____ DATA SECTION
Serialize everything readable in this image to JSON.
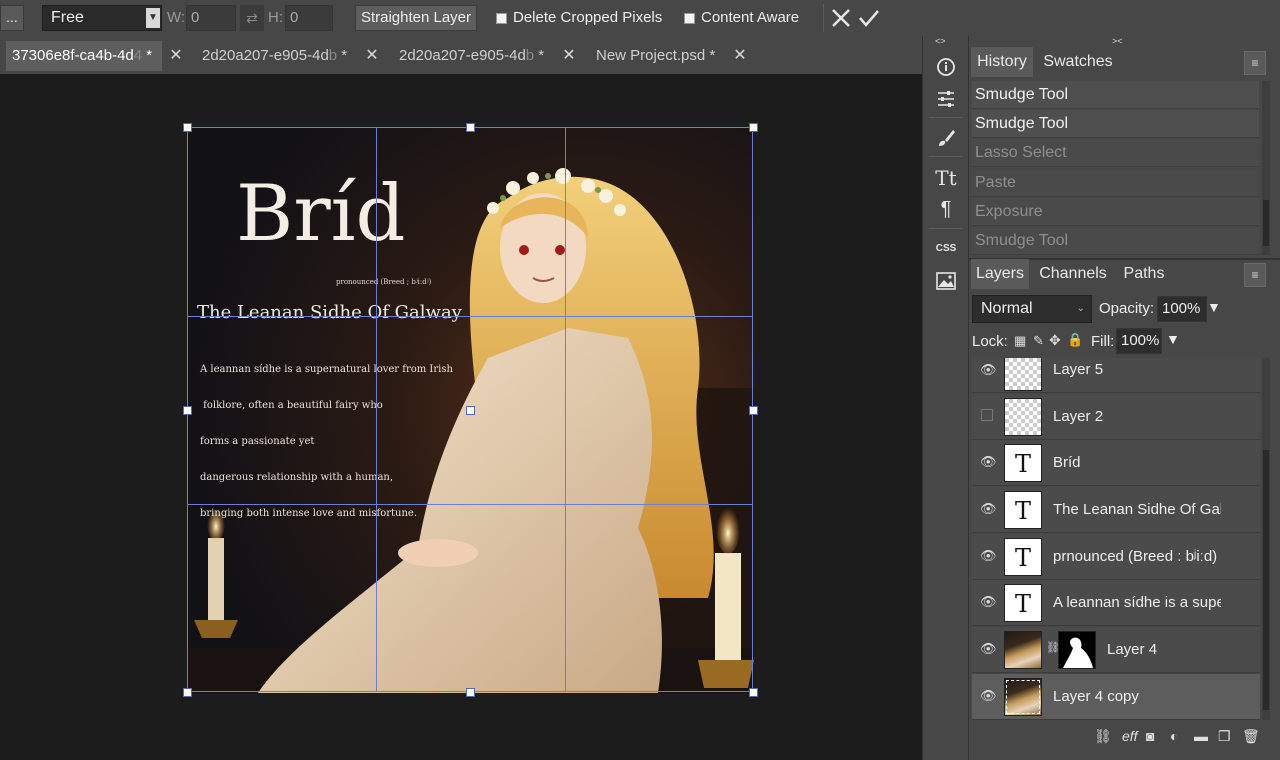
{
  "options_bar": {
    "more_label": "...",
    "ratio_mode": "Free",
    "width_label": "W:",
    "width_value": "0",
    "height_label": "H:",
    "height_value": "0",
    "straighten_label": "Straighten Layer",
    "delete_cropped_label": "Delete Cropped Pixels",
    "content_aware_label": "Content Aware"
  },
  "tabs": [
    {
      "label": "37306e8f-ca4b-4d",
      "fade": "4",
      "suffix": " *"
    },
    {
      "label": "2d20a207-e905-4d",
      "fade": "b",
      "suffix": " *"
    },
    {
      "label": "2d20a207-e905-4d",
      "fade": "b",
      "suffix": " *"
    },
    {
      "label": "New Project.psd",
      "fade": "",
      "suffix": " *"
    }
  ],
  "artwork": {
    "title": "Bríd",
    "pronunciation": "pronounced (Breed ; bʲiːdʲ)",
    "subtitle": "The Leanan Sidhe Of Galway",
    "body_lines": [
      "A leannan sídhe is a supernatural lover from Irish",
      " folklore, often a beautiful fairy who",
      "forms a passionate yet",
      "dangerous relationship with a human,",
      "bringing both intense love and misfortune."
    ]
  },
  "tools": [
    "info-icon",
    "adjustments-icon",
    "brush-icon",
    "character-icon",
    "paragraph-icon",
    "css-icon",
    "image-icon"
  ],
  "tools_css_label": "CSS",
  "history_panel": {
    "tabs": [
      "History",
      "Swatches"
    ],
    "items": [
      {
        "label": "Smudge Tool",
        "state": "done"
      },
      {
        "label": "Smudge Tool",
        "state": "done"
      },
      {
        "label": "Lasso Select",
        "state": "undone"
      },
      {
        "label": "Paste",
        "state": "undone"
      },
      {
        "label": "Exposure",
        "state": "undone"
      },
      {
        "label": "Smudge Tool",
        "state": "undone"
      }
    ]
  },
  "layers_panel": {
    "tabs": [
      "Layers",
      "Channels",
      "Paths"
    ],
    "blend_mode": "Normal",
    "opacity_label": "Opacity:",
    "opacity_value": "100%",
    "lock_label": "Lock:",
    "fill_label": "Fill:",
    "fill_value": "100%",
    "layers": [
      {
        "name": "Layer 5",
        "type": "raster",
        "visible": true
      },
      {
        "name": "Layer 2",
        "type": "raster",
        "visible": false
      },
      {
        "name": "Bríd",
        "type": "text",
        "visible": true
      },
      {
        "name": "The Leanan Sidhe Of Galway",
        "type": "text",
        "visible": true
      },
      {
        "name": "prnounced (Breed : bʲiːd)",
        "type": "text",
        "visible": true
      },
      {
        "name": "A leannan sídhe is a supernatural lover",
        "type": "text",
        "visible": true
      },
      {
        "name": "Layer 4",
        "type": "image-masked",
        "visible": true
      },
      {
        "name": "Layer 4 copy",
        "type": "image",
        "visible": true,
        "selected": true
      }
    ],
    "bottom_icons": [
      "link-icon",
      "effects-icon",
      "mask-icon",
      "adjustment-icon",
      "folder-icon",
      "new-layer-icon",
      "trash-icon"
    ]
  }
}
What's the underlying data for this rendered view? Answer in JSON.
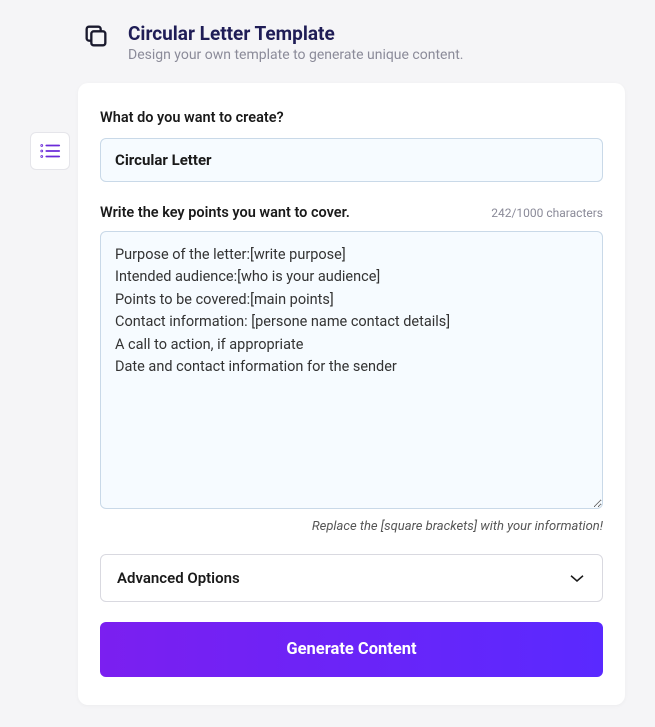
{
  "header": {
    "title": "Circular Letter Template",
    "subtitle": "Design your own template to generate unique content."
  },
  "create": {
    "label": "What do you want to create?",
    "value": "Circular Letter"
  },
  "keypoints": {
    "label": "Write the key points you want to cover.",
    "counter": "242/1000 characters",
    "value": "Purpose of the letter:[write purpose]\nIntended audience:[who is your audience]\nPoints to be covered:[main points]\nContact information: [persone name contact details]\nA call to action, if appropriate\nDate and contact information for the sender",
    "hint": "Replace the [square brackets] with your information!"
  },
  "advanced": {
    "label": "Advanced Options"
  },
  "button": {
    "generate": "Generate Content"
  }
}
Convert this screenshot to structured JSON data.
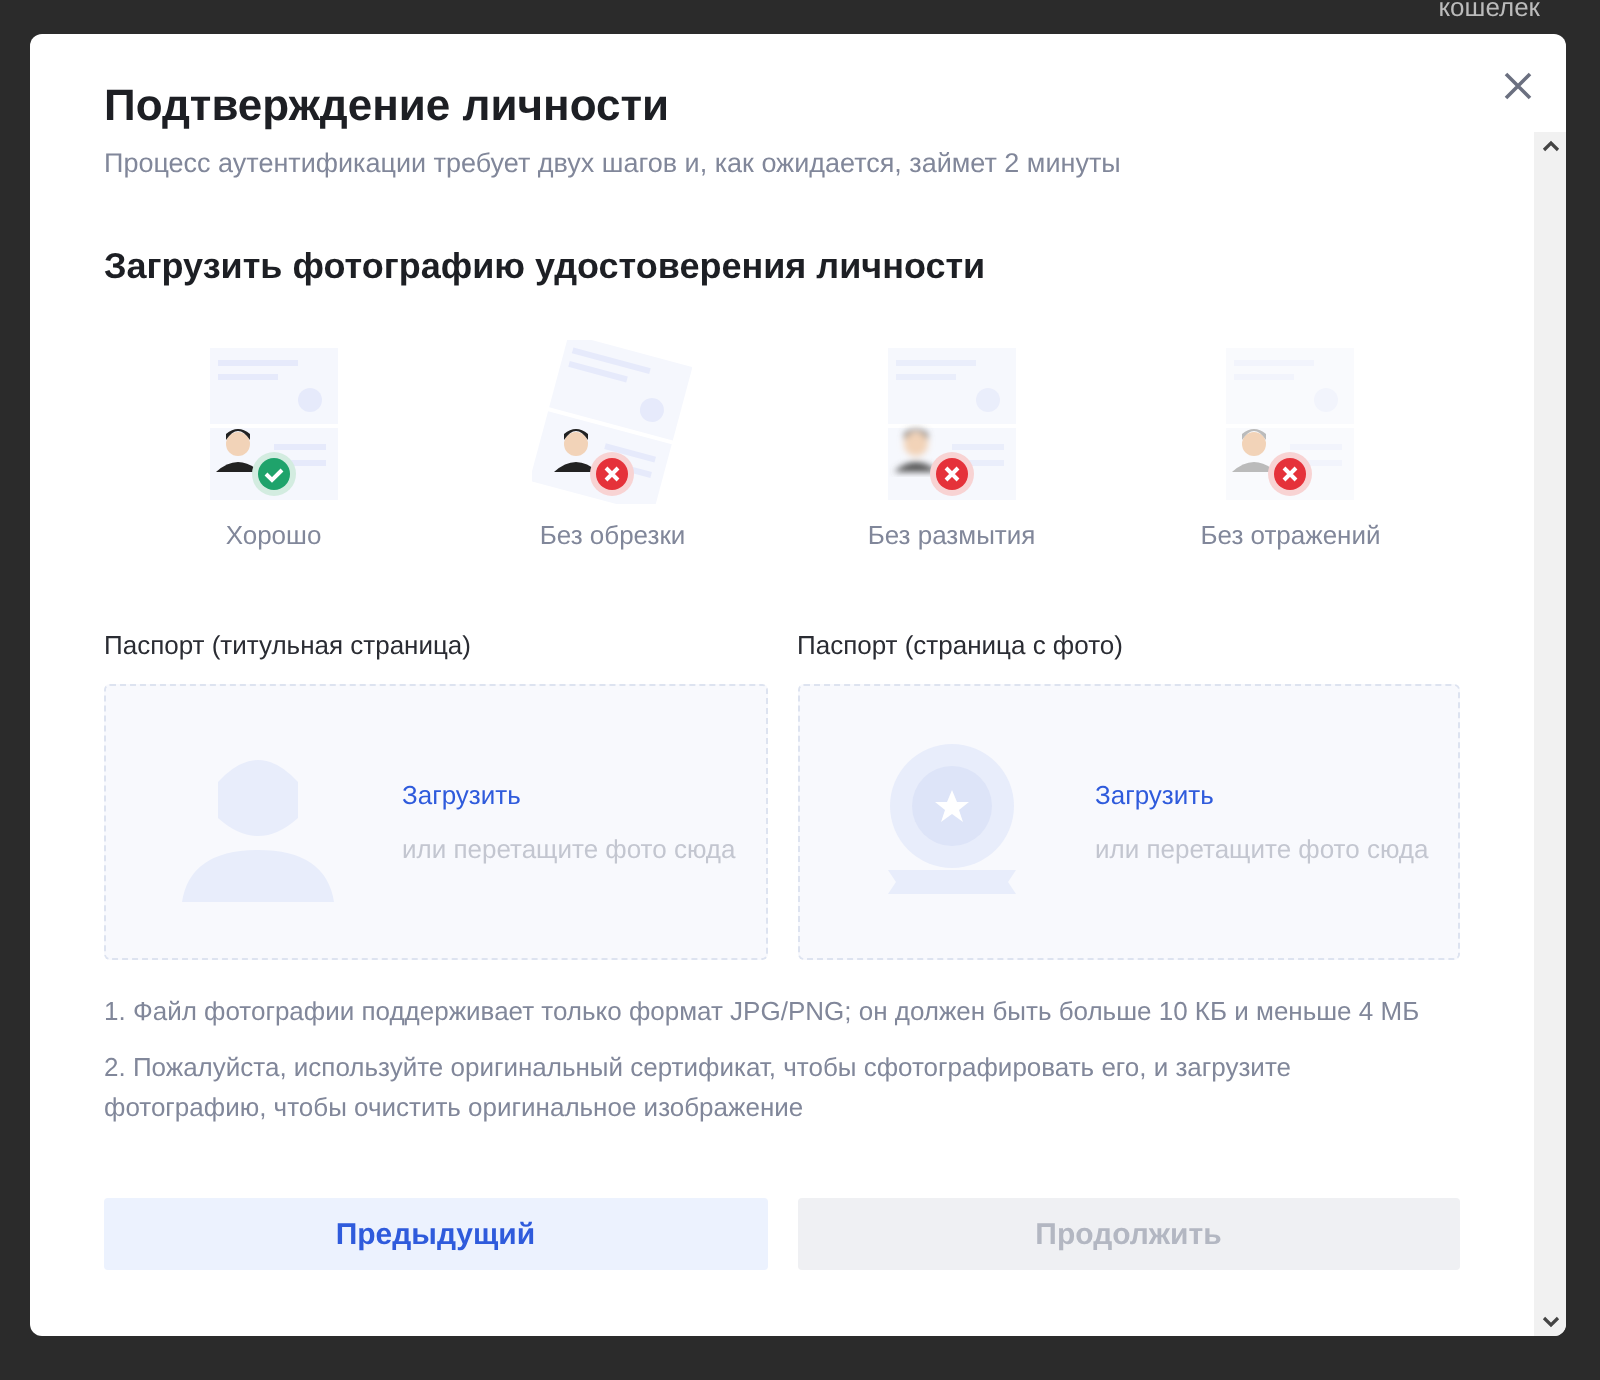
{
  "backdrop": {
    "top_link": "кошелек"
  },
  "dialog": {
    "title": "Подтверждение личности",
    "subtitle": "Процесс аутентификации требует двух шагов и, как ожидается, займет 2 минуты",
    "section_title": "Загрузить фотографию удостоверения личности",
    "examples": [
      {
        "label": "Хорошо",
        "kind": "good"
      },
      {
        "label": "Без обрезки",
        "kind": "cropped"
      },
      {
        "label": "Без размытия",
        "kind": "blurred"
      },
      {
        "label": "Без отражений",
        "kind": "glare"
      }
    ],
    "uploads": [
      {
        "label": "Паспорт (титульная страница)",
        "kind": "person",
        "link": "Загрузить",
        "hint": "или перетащите фото сюда"
      },
      {
        "label": "Паспорт (страница с фото)",
        "kind": "emblem",
        "link": "Загрузить",
        "hint": "или перетащите фото сюда"
      }
    ],
    "notes": [
      "1. Файл фотографии поддерживает только формат JPG/PNG; он должен быть больше 10 КБ и меньше 4 МБ",
      "2. Пожалуйста, используйте оригинальный сертификат, чтобы сфотографировать его, и загрузите фотографию, чтобы очистить оригинальное изображение"
    ],
    "buttons": [
      {
        "label": "Предыдущий",
        "disabled": false
      },
      {
        "label": "Продолжить",
        "disabled": true
      }
    ]
  }
}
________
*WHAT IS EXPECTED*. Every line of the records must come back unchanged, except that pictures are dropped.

*SOLUTION FOR THIS TASK*.
Serialize everything readable in this image to JSON.
{
  "options_bar": {
    "more_label": "...",
    "ratio_mode": "Free",
    "width_label": "W:",
    "width_value": "0",
    "height_label": "H:",
    "height_value": "0",
    "straighten_label": "Straighten Layer",
    "delete_cropped_label": "Delete Cropped Pixels",
    "content_aware_label": "Content Aware"
  },
  "tabs": [
    {
      "label": "37306e8f-ca4b-4d",
      "fade": "4",
      "suffix": " *"
    },
    {
      "label": "2d20a207-e905-4d",
      "fade": "b",
      "suffix": " *"
    },
    {
      "label": "2d20a207-e905-4d",
      "fade": "b",
      "suffix": " *"
    },
    {
      "label": "New Project.psd",
      "fade": "",
      "suffix": " *"
    }
  ],
  "artwork": {
    "title": "Bríd",
    "pronunciation": "pronounced (Breed ; bʲiːdʲ)",
    "subtitle": "The Leanan Sidhe Of Galway",
    "body_lines": [
      "A leannan sídhe is a supernatural lover from Irish",
      " folklore, often a beautiful fairy who",
      "forms a passionate yet",
      "dangerous relationship with a human,",
      "bringing both intense love and misfortune."
    ]
  },
  "tools": [
    "info-icon",
    "adjustments-icon",
    "brush-icon",
    "character-icon",
    "paragraph-icon",
    "css-icon",
    "image-icon"
  ],
  "tools_css_label": "CSS",
  "history_panel": {
    "tabs": [
      "History",
      "Swatches"
    ],
    "items": [
      {
        "label": "Smudge Tool",
        "state": "done"
      },
      {
        "label": "Smudge Tool",
        "state": "done"
      },
      {
        "label": "Lasso Select",
        "state": "undone"
      },
      {
        "label": "Paste",
        "state": "undone"
      },
      {
        "label": "Exposure",
        "state": "undone"
      },
      {
        "label": "Smudge Tool",
        "state": "undone"
      }
    ]
  },
  "layers_panel": {
    "tabs": [
      "Layers",
      "Channels",
      "Paths"
    ],
    "blend_mode": "Normal",
    "opacity_label": "Opacity:",
    "opacity_value": "100%",
    "lock_label": "Lock:",
    "fill_label": "Fill:",
    "fill_value": "100%",
    "layers": [
      {
        "name": "Layer 5",
        "type": "raster",
        "visible": true
      },
      {
        "name": "Layer 2",
        "type": "raster",
        "visible": false
      },
      {
        "name": "Bríd",
        "type": "text",
        "visible": true
      },
      {
        "name": "The Leanan Sidhe Of Galway",
        "type": "text",
        "visible": true
      },
      {
        "name": "prnounced (Breed : bʲiːd)",
        "type": "text",
        "visible": true
      },
      {
        "name": "A leannan sídhe is a supernatural lover",
        "type": "text",
        "visible": true
      },
      {
        "name": "Layer 4",
        "type": "image-masked",
        "visible": true
      },
      {
        "name": "Layer 4 copy",
        "type": "image",
        "visible": true,
        "selected": true
      }
    ],
    "bottom_icons": [
      "link-icon",
      "effects-icon",
      "mask-icon",
      "adjustment-icon",
      "folder-icon",
      "new-layer-icon",
      "trash-icon"
    ]
  }
}
What's the underlying data for this rendered view? Answer in JSON.
{
  "header": {
    "title": "Circular Letter Template",
    "subtitle": "Design your own template to generate unique content."
  },
  "create": {
    "label": "What do you want to create?",
    "value": "Circular Letter"
  },
  "keypoints": {
    "label": "Write the key points you want to cover.",
    "counter": "242/1000 characters",
    "value": "Purpose of the letter:[write purpose]\nIntended audience:[who is your audience]\nPoints to be covered:[main points]\nContact information: [persone name contact details]\nA call to action, if appropriate\nDate and contact information for the sender",
    "hint": "Replace the [square brackets] with your information!"
  },
  "advanced": {
    "label": "Advanced Options"
  },
  "button": {
    "generate": "Generate Content"
  }
}
Convert this screenshot to structured JSON data.
{
  "backdrop": {
    "top_link": "кошелек"
  },
  "dialog": {
    "title": "Подтверждение личности",
    "subtitle": "Процесс аутентификации требует двух шагов и, как ожидается, займет 2 минуты",
    "section_title": "Загрузить фотографию удостоверения личности",
    "examples": [
      {
        "label": "Хорошо",
        "kind": "good"
      },
      {
        "label": "Без обрезки",
        "kind": "cropped"
      },
      {
        "label": "Без размытия",
        "kind": "blurred"
      },
      {
        "label": "Без отражений",
        "kind": "glare"
      }
    ],
    "uploads": [
      {
        "label": "Паспорт (титульная страница)",
        "kind": "person",
        "link": "Загрузить",
        "hint": "или перетащите фото сюда"
      },
      {
        "label": "Паспорт (страница с фото)",
        "kind": "emblem",
        "link": "Загрузить",
        "hint": "или перетащите фото сюда"
      }
    ],
    "notes": [
      "1. Файл фотографии поддерживает только формат JPG/PNG; он должен быть больше 10 КБ и меньше 4 МБ",
      "2. Пожалуйста, используйте оригинальный сертификат, чтобы сфотографировать его, и загрузите фотографию, чтобы очистить оригинальное изображение"
    ],
    "buttons": [
      {
        "label": "Предыдущий",
        "disabled": false
      },
      {
        "label": "Продолжить",
        "disabled": true
      }
    ]
  }
}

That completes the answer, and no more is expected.